THE TASK
Show each line of the listing in which the word "JSON" occurs.

RECORDS FOR THE EXERCISE
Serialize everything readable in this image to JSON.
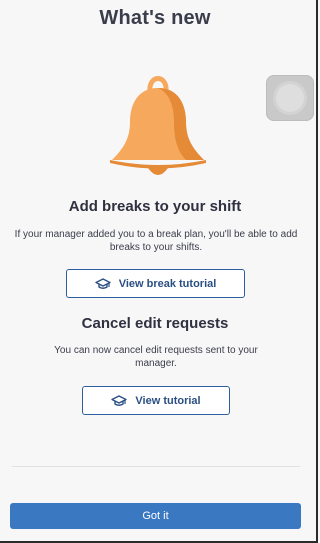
{
  "header": {
    "title": "What's new"
  },
  "illustration": {
    "icon": "bell-icon",
    "colors": {
      "bell_light": "#f6a95d",
      "bell_dark": "#e58a36"
    }
  },
  "floating_button": {
    "icon": "assistive-touch-icon"
  },
  "sections": [
    {
      "title": "Add breaks to your shift",
      "description": "If your manager added you to a break plan, you'll be able to add breaks to your shifts.",
      "button_label": "View break tutorial",
      "button_icon": "graduation-cap-icon"
    },
    {
      "title": "Cancel edit requests",
      "description": "You can now cancel edit requests sent to your manager.",
      "button_label": "View tutorial",
      "button_icon": "graduation-cap-icon"
    }
  ],
  "footer": {
    "button_label": "Got it"
  },
  "colors": {
    "primary": "#3a78c2",
    "outline": "#2f5e9e",
    "text": "#3a3d4a"
  }
}
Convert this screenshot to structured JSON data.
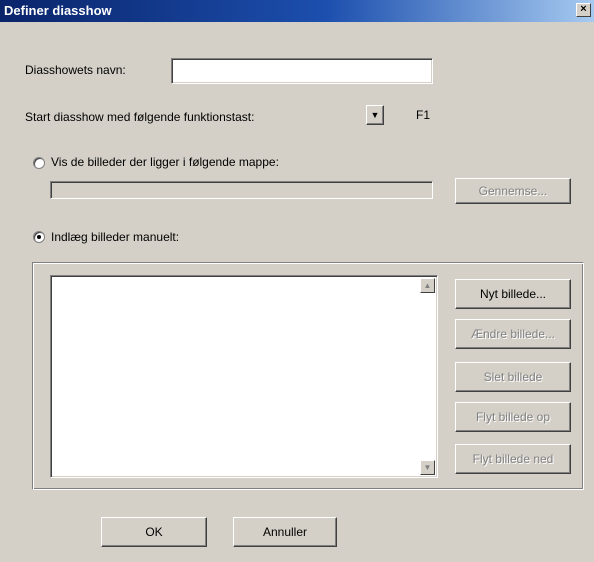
{
  "window": {
    "title": "Definer diasshow",
    "close_glyph": "×"
  },
  "name_field": {
    "label": "Diasshowets navn:",
    "value": ""
  },
  "function_key": {
    "label": "Start diasshow med følgende funktionstast:",
    "selected": "F1",
    "arrow": "▼"
  },
  "folder_option": {
    "label": "Vis de billeder der ligger i følgende mappe:",
    "path_value": "",
    "browse_label": "Gennemse...",
    "selected": false
  },
  "manual_option": {
    "label": "Indlæg billeder manuelt:",
    "selected": true
  },
  "image_list": {
    "items": [],
    "scroll_up": "▲",
    "scroll_down": "▼"
  },
  "actions": {
    "new_label": "Nyt billede...",
    "edit_label": "Ændre billede...",
    "delete_label": "Slet billede",
    "move_up_label": "Flyt billede op",
    "move_down_label": "Flyt billede ned"
  },
  "footer": {
    "ok_label": "OK",
    "cancel_label": "Annuller"
  }
}
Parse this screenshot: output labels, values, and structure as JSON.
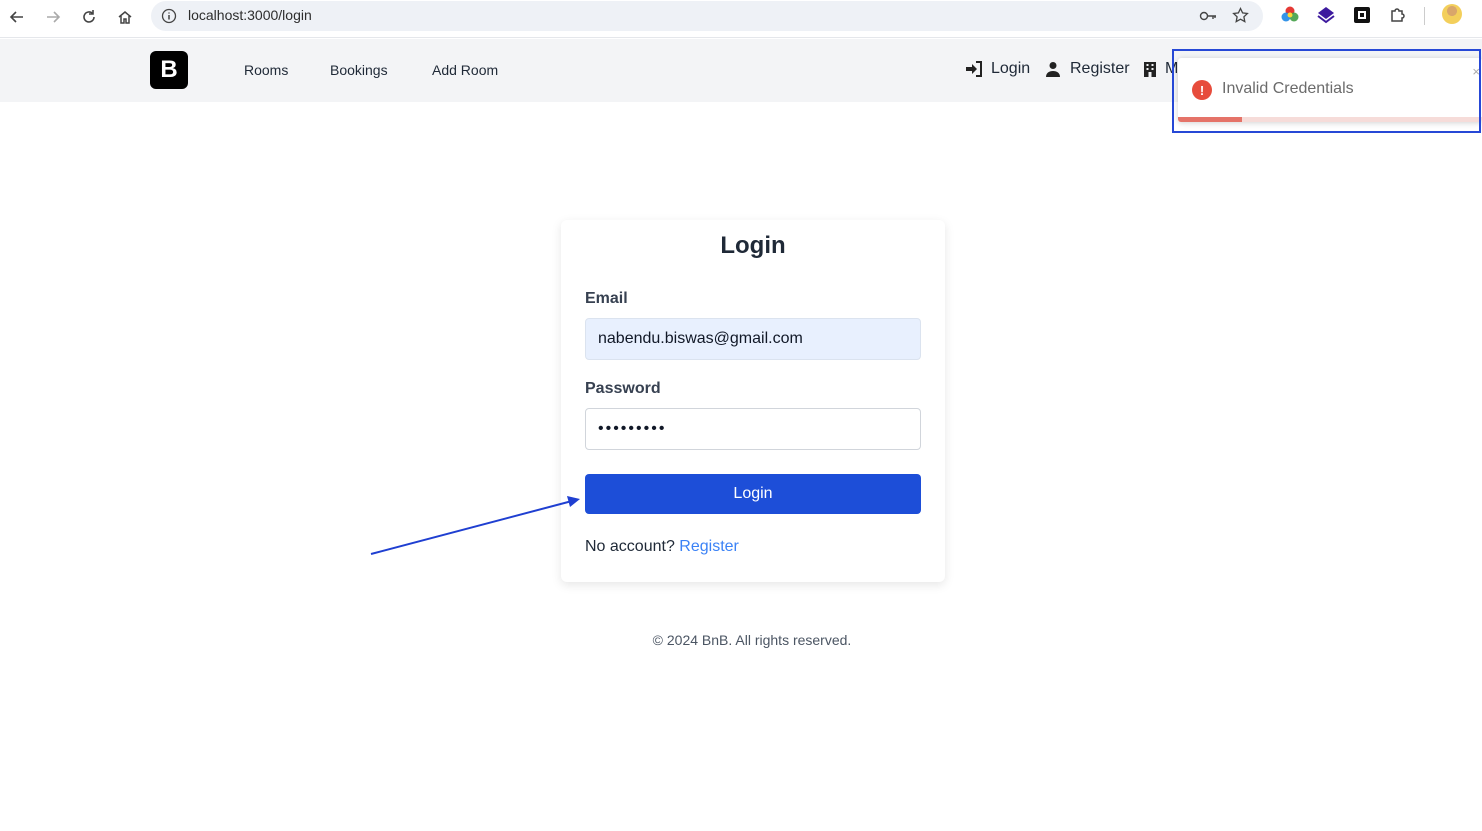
{
  "browser": {
    "url": "localhost:3000/login"
  },
  "navbar": {
    "logo_letter": "B",
    "links": [
      "Rooms",
      "Bookings",
      "Add Room"
    ],
    "login_label": "Login",
    "register_label": "Register",
    "truncated_label": "M"
  },
  "toast": {
    "message": "Invalid Credentials",
    "close": "×",
    "progress": 0.21,
    "color_error": "#e74c3c"
  },
  "login": {
    "title": "Login",
    "email_label": "Email",
    "email_value": "nabendu.biswas@gmail.com",
    "password_label": "Password",
    "password_value": "•••••••••",
    "submit_label": "Login",
    "no_account_text": "No account?",
    "register_link": "Register",
    "accent_color": "#1d4ed8"
  },
  "footer": {
    "copyright": "© 2024 BnB. All rights reserved."
  }
}
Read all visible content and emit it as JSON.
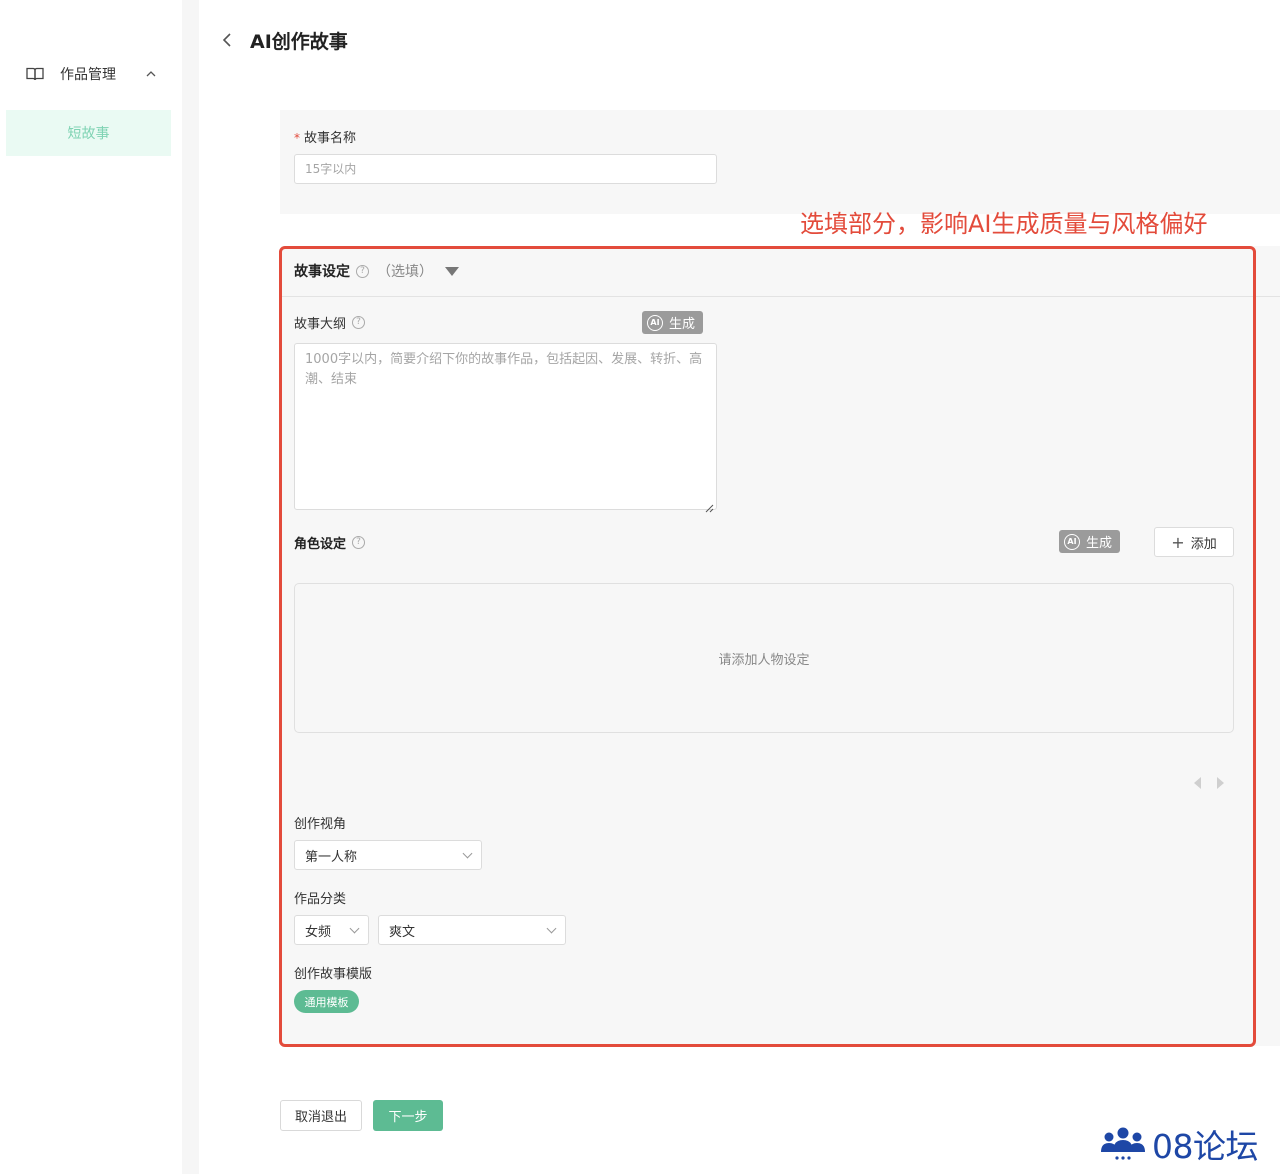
{
  "sidebar": {
    "group_label": "作品管理",
    "active_item": "短故事"
  },
  "header": {
    "title": "AI创作故事"
  },
  "form": {
    "name_required_mark": "*",
    "name_label": "故事名称",
    "name_placeholder": "15字以内"
  },
  "annotation": "选填部分，影响AI生成质量与风格偏好",
  "settings": {
    "title": "故事设定",
    "optional": "（选填）",
    "outline_label": "故事大纲",
    "outline_placeholder": "1000字以内，简要介绍下你的故事作品，包括起因、发展、转折、高潮、结束",
    "ai_badge": "AI",
    "ai_generate": "生成",
    "role_label": "角色设定",
    "add_label": "添加",
    "role_empty": "请添加人物设定",
    "pov_label": "创作视角",
    "pov_value": "第一人称",
    "category_label": "作品分类",
    "category_primary": "女频",
    "category_secondary": "爽文",
    "template_label": "创作故事模版",
    "template_tag": "通用模板"
  },
  "footer": {
    "cancel": "取消退出",
    "next": "下一步"
  },
  "watermark": "08论坛",
  "colors": {
    "accent": "#5dbb93",
    "annotation": "#e34b3b",
    "watermark": "#1e47a6"
  }
}
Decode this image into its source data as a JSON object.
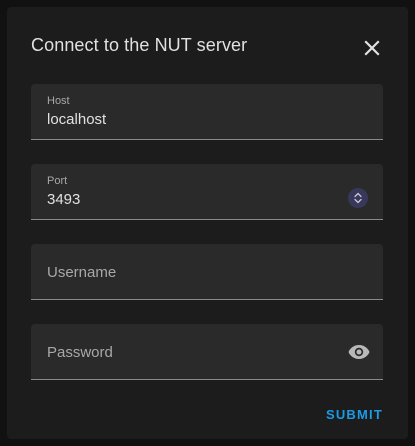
{
  "dialog": {
    "title": "Connect to the NUT server",
    "close_icon": "close-icon"
  },
  "fields": {
    "host": {
      "label": "Host",
      "value": "localhost"
    },
    "port": {
      "label": "Port",
      "value": "3493",
      "icon": "stepper-icon"
    },
    "username": {
      "placeholder": "Username",
      "value": ""
    },
    "password": {
      "placeholder": "Password",
      "value": "",
      "icon": "eye-icon"
    }
  },
  "actions": {
    "submit_label": "SUBMIT"
  },
  "colors": {
    "background": "#1c1c1c",
    "field_background": "#2a2a2a",
    "accent": "#1a9be6"
  }
}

RESPONSE
Serialize everything readable in this image to JSON.
Convert this screenshot to structured JSON data.
Parse this screenshot: output labels, values, and structure as JSON.
Read all visible content and emit it as JSON.
Decode this image into its source data as a JSON object.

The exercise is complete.